Friday, May 20, 2016
John O. McGinnis (Northwestern), The Case Against Disclosing Candidates’ Tax Returns:
I have previously expressed very substantial reservations about Donald Trump’s candidacy, but decline to join in the criticism about his refusal to release his tax returns. While a norm has developed suggesting that citizens have a right to see tax returns of presidential candidates and indeed candidates for some other offices, it is a bad norm. It invades privacy, discourages some people from entering politics, distracts from policy issues, and harms the prospects of those with complex financial affairs. ...
[T]here are issues peculiar to political campaign that also militate against a norm for disclosure. First, some tax returns can reveal information about businesses that will help competitors or harm family relations. ... Second, the release will hurt people with complex financial affairs, who take advantage of various tax preferences.
Perhaps Trump should release his taxes as matter of political strategy. I have no insight there.
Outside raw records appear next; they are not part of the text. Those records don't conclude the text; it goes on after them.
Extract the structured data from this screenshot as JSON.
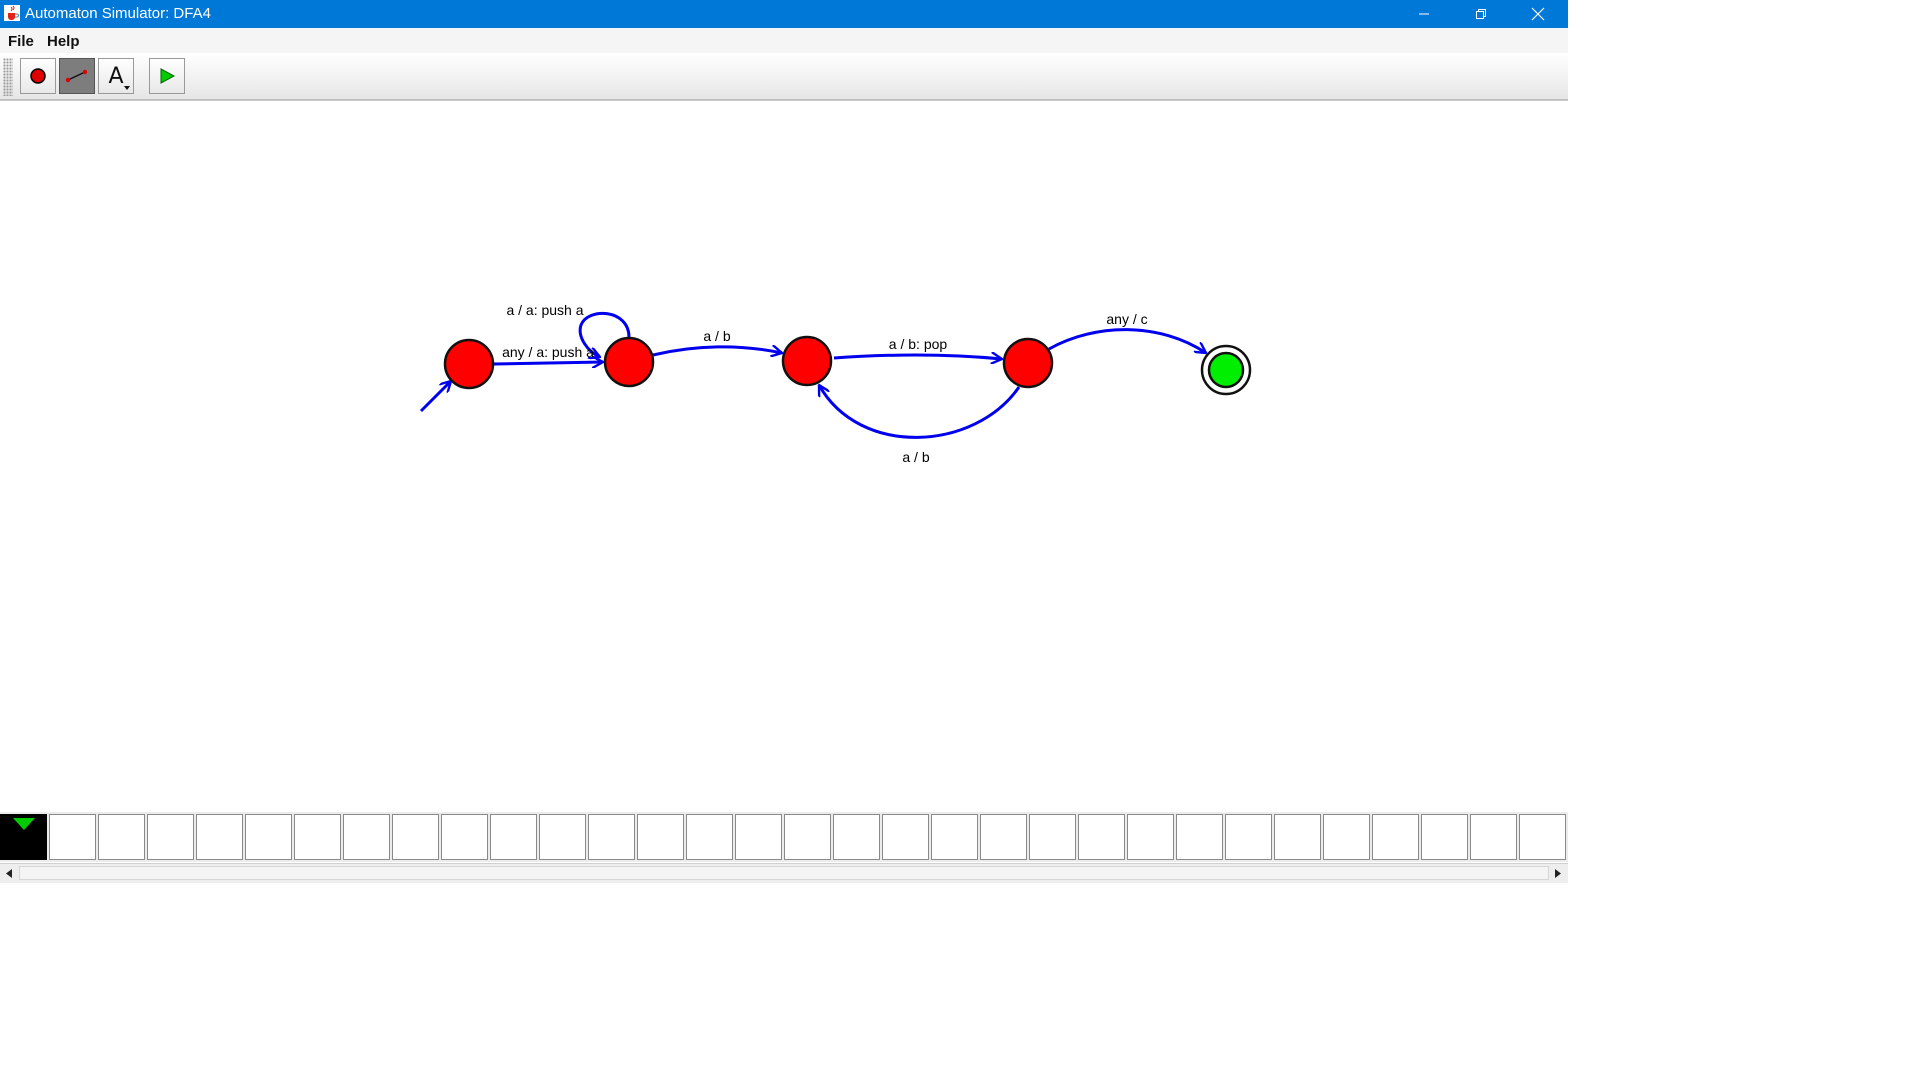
{
  "window": {
    "title": "Automaton Simulator: DFA4",
    "icons": [
      "java-cup-icon",
      "minimize-icon",
      "maximize-icon",
      "close-icon"
    ]
  },
  "menu": {
    "file": "File",
    "help": "Help"
  },
  "toolbar": {
    "tools": [
      "add-state-tool",
      "add-transition-tool",
      "add-text-tool",
      "run-simulation-tool"
    ],
    "selected": "add-transition-tool",
    "text_tool_glyph": "A"
  },
  "automaton": {
    "states": [
      {
        "id": "q0",
        "type": "start",
        "color": "#ff0000"
      },
      {
        "id": "q1",
        "type": "normal",
        "color": "#ff0000"
      },
      {
        "id": "q2",
        "type": "normal",
        "color": "#ff0000"
      },
      {
        "id": "q3",
        "type": "normal",
        "color": "#ff0000"
      },
      {
        "id": "q4",
        "type": "accept",
        "color": "#00ee00"
      }
    ],
    "transitions": [
      {
        "from": "q0",
        "to": "q1",
        "label": "any / a: push a"
      },
      {
        "from": "q1",
        "to": "q1",
        "label": "a / a: push a"
      },
      {
        "from": "q1",
        "to": "q2",
        "label": "a / b"
      },
      {
        "from": "q2",
        "to": "q3",
        "label": "a / b: pop"
      },
      {
        "from": "q3",
        "to": "q2",
        "label": "a / b"
      },
      {
        "from": "q3",
        "to": "q4",
        "label": "any / c"
      }
    ],
    "edge_color": "#0000ee"
  },
  "tape": {
    "head_position": 0,
    "head_color": "#00cc00"
  }
}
But if he refuses and helps kills this political norm, at least something good will have come out of his candidacy.